Sitting far back, I saw the artifice in the actresses’ glacial, theatrical precision. Up close, their performances deliver a tremulous, tensile control, a precision that shivers with the passions straining to break out just below the surface—the surface of behavior, the surface of decorum, the surface of the skin. I don’t think that the subcutaneous frissons result from the actors’ performances but, rather, from Haynes’s performance-capture by means of Lachman’s grainy images. They’re not effects of the actors’ skin but of its appearance on the second skin of the film stock (the French word for “film” is “pellicule,” meaning little skin), which lends the actors’ theatricalized immobility an illusion of shivers.
Richard Brody on Carol. What a beautiful observation on the grain of the 16mm film stock on Cate Blanchett and Rooney Mara's skin as symbolic of the irrepressible (if socially forbidden) passion beneath the surface. I once heard a director once refer to 16mm film grain as looking like golf balls copulating furiously, though I could not have predicted that metaphor tumbling out of my memory during a movie about a lesbian romance in mid-century America.
I was concerned going into Carol that the trio of director Todd Haynes and actresses Blanchett and Mara would be a menage a trots executed with such calculated precision that all passion would be suffocated. Blanchett is so technically gifted an actor it seems she can control the fluttering of each individual eyelid, and Mara has a certain stillness of gaze that always renders her face a mystery.
I was pleasantly surprised. It's not that the movie isn't recognizably Haynes'. There may always be an element of his work that is cool to the touch. But here he channels Wong Kar-Wai at times to turn the physical world, in particular its surfaces and barriers, into the inner surfaces of his actors. In that, what is 16mm film if not just one more layer on the canvas?
Another 2015 movie, Hou Hsiao Hsien's Assassin, came to mind. It, too, was replete with shots filmed through surfaces like gauzy fabric to remind us how emotions cloud our perceptions of another person.
Two moments in Carol, in particular, grabbed my heart and squeezed. One is a speech in an office, with divorce attorneys present. I know some find Blanchett's technical mastery a bit distancing, but this is one of the most moving moments I can remember from her. The other is a walk across a restaurant. Little happens, but everything does. I held my breath.

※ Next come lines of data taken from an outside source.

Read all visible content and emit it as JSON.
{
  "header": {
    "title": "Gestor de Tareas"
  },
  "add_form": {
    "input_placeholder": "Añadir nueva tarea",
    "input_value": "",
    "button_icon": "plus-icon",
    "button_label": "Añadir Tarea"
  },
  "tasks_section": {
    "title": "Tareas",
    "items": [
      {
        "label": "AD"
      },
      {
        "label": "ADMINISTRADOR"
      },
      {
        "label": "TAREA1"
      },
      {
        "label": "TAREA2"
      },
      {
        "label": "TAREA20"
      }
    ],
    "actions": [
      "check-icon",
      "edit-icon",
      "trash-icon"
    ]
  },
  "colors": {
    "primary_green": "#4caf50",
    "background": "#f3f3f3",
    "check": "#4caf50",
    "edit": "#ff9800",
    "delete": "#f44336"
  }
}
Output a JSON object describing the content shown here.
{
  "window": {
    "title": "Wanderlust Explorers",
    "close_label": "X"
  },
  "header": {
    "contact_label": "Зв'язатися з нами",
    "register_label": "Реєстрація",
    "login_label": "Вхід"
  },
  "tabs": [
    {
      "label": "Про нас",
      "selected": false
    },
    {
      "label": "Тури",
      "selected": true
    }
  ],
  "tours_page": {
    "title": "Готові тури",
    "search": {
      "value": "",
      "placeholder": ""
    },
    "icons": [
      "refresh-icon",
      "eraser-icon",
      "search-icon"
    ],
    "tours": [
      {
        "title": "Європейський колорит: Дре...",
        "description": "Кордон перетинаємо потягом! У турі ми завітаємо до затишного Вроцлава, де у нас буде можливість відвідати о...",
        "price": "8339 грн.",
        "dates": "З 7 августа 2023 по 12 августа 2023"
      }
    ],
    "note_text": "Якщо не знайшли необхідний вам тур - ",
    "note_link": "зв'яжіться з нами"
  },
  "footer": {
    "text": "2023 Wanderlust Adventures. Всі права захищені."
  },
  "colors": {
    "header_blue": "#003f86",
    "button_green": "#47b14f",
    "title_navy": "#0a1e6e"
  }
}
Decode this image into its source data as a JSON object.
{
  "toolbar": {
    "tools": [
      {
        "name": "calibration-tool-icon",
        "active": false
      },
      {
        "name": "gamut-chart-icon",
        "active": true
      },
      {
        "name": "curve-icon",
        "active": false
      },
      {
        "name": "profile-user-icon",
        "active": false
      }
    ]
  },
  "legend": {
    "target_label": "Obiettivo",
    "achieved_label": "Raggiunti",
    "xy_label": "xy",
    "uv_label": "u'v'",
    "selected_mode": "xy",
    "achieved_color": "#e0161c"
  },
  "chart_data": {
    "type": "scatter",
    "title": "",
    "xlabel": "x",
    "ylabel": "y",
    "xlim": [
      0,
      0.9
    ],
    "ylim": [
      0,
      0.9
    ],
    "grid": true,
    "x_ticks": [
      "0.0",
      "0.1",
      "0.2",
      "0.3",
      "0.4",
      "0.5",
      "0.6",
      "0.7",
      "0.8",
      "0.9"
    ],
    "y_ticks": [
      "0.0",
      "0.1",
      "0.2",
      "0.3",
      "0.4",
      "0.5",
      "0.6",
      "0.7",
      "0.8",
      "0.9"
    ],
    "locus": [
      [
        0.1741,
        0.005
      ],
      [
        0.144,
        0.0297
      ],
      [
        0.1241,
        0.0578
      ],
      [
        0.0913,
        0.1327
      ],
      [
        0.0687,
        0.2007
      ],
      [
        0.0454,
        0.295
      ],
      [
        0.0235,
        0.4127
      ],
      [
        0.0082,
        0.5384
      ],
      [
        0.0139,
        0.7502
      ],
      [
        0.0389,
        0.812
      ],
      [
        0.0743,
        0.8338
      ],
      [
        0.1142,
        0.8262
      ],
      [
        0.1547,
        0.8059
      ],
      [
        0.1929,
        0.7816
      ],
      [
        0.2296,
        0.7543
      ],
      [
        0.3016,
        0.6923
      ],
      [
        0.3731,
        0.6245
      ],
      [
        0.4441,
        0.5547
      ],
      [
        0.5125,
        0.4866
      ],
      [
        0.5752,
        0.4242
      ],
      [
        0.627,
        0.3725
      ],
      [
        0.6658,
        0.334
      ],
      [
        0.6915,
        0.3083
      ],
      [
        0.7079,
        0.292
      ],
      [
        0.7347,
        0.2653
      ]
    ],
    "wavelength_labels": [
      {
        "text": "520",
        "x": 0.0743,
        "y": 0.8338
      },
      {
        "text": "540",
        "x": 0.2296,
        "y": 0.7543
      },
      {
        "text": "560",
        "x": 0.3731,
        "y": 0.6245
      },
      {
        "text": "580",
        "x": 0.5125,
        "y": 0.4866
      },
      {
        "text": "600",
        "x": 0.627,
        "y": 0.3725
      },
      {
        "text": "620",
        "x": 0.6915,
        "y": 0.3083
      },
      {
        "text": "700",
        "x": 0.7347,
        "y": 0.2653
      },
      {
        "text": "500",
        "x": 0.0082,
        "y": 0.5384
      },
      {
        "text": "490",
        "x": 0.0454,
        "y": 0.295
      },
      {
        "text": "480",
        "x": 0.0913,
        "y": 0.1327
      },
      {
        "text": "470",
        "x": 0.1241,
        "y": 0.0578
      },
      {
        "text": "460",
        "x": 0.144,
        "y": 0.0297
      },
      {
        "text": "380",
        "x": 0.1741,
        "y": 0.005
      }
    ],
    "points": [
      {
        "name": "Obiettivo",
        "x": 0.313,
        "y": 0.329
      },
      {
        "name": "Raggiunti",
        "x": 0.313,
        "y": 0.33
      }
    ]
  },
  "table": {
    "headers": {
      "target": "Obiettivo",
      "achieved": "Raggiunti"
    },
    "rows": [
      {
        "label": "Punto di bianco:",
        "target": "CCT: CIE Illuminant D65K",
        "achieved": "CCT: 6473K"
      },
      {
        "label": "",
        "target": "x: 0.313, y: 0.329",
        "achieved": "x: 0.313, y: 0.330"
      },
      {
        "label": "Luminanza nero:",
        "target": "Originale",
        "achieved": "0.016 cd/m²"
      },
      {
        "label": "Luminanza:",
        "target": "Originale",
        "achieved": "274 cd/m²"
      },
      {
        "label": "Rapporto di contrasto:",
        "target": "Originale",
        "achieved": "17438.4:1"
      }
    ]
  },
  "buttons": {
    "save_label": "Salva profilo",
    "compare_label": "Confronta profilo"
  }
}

The movie doesn't try too hard to explain their attraction for each other. Love can be like that. It comes in an instant, almost like a whim, and then can linger forever.